[Problem to work on]: Using the records below, please work out how many lines contain "storage"; answer with the number alone.

== Segment start ==

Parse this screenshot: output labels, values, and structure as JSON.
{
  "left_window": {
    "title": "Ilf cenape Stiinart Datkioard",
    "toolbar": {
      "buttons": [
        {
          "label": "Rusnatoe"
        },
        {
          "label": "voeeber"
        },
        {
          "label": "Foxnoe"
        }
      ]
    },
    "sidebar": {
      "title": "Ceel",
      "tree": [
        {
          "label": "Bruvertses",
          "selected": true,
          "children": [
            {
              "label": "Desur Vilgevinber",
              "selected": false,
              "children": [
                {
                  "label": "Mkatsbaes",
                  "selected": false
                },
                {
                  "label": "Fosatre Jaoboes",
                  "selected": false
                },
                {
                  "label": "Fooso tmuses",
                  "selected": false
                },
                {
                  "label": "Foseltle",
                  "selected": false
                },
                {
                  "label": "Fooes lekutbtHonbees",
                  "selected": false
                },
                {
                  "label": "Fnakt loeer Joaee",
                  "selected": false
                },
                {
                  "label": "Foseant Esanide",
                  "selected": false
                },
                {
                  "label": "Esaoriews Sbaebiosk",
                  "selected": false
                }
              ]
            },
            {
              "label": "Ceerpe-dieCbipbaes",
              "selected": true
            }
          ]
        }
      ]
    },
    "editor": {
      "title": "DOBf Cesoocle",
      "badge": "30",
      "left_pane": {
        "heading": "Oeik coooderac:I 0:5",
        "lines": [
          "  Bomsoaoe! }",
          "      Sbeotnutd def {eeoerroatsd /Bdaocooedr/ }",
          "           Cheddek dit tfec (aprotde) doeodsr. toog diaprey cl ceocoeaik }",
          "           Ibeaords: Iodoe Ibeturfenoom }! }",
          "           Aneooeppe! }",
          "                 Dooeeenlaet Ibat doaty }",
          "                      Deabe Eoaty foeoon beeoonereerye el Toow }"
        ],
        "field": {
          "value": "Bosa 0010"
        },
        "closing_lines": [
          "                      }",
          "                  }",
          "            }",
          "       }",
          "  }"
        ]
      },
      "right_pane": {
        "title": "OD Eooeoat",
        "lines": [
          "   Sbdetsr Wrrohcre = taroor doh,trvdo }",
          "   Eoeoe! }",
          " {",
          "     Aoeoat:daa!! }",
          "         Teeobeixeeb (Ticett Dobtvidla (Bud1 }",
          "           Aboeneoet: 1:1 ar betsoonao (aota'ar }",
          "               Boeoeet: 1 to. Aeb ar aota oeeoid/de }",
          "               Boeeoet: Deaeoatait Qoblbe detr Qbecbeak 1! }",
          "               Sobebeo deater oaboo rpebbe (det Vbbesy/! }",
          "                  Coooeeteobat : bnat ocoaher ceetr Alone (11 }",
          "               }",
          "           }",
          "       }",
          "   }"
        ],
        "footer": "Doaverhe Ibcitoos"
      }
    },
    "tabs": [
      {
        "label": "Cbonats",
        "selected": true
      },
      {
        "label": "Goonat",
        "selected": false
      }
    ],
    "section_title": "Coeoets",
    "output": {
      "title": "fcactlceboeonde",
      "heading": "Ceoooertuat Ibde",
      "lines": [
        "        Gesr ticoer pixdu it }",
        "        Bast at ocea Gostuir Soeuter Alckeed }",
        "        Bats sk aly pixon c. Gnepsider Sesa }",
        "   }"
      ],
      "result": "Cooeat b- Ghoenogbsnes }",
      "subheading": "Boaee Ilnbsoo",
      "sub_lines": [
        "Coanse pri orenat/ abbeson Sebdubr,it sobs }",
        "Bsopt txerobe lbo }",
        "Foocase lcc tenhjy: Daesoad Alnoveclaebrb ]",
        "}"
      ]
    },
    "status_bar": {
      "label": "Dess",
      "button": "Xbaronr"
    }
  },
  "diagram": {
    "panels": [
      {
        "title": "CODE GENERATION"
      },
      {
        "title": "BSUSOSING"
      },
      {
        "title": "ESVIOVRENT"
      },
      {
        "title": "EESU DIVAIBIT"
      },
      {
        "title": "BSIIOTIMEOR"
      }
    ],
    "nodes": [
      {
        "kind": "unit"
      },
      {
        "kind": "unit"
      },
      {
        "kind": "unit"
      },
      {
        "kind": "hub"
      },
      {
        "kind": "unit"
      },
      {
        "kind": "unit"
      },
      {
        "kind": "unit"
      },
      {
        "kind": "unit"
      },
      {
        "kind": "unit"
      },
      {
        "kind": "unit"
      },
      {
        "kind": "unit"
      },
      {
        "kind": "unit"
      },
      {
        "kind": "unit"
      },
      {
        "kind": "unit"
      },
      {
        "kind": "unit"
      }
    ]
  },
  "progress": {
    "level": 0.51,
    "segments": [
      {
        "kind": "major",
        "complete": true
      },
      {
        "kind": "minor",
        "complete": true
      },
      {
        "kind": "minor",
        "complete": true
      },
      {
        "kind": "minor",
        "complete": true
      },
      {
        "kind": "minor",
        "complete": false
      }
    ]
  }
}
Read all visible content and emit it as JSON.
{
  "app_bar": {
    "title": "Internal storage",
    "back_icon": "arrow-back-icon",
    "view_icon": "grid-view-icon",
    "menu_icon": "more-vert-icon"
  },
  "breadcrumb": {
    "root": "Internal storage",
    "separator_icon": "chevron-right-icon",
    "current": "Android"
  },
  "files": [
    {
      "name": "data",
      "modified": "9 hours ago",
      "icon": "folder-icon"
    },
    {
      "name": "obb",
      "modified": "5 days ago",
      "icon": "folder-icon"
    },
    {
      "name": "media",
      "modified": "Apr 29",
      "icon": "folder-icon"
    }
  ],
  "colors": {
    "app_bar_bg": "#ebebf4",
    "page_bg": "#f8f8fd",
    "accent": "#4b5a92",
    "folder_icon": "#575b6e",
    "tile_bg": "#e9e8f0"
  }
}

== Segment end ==

[Response below]: 2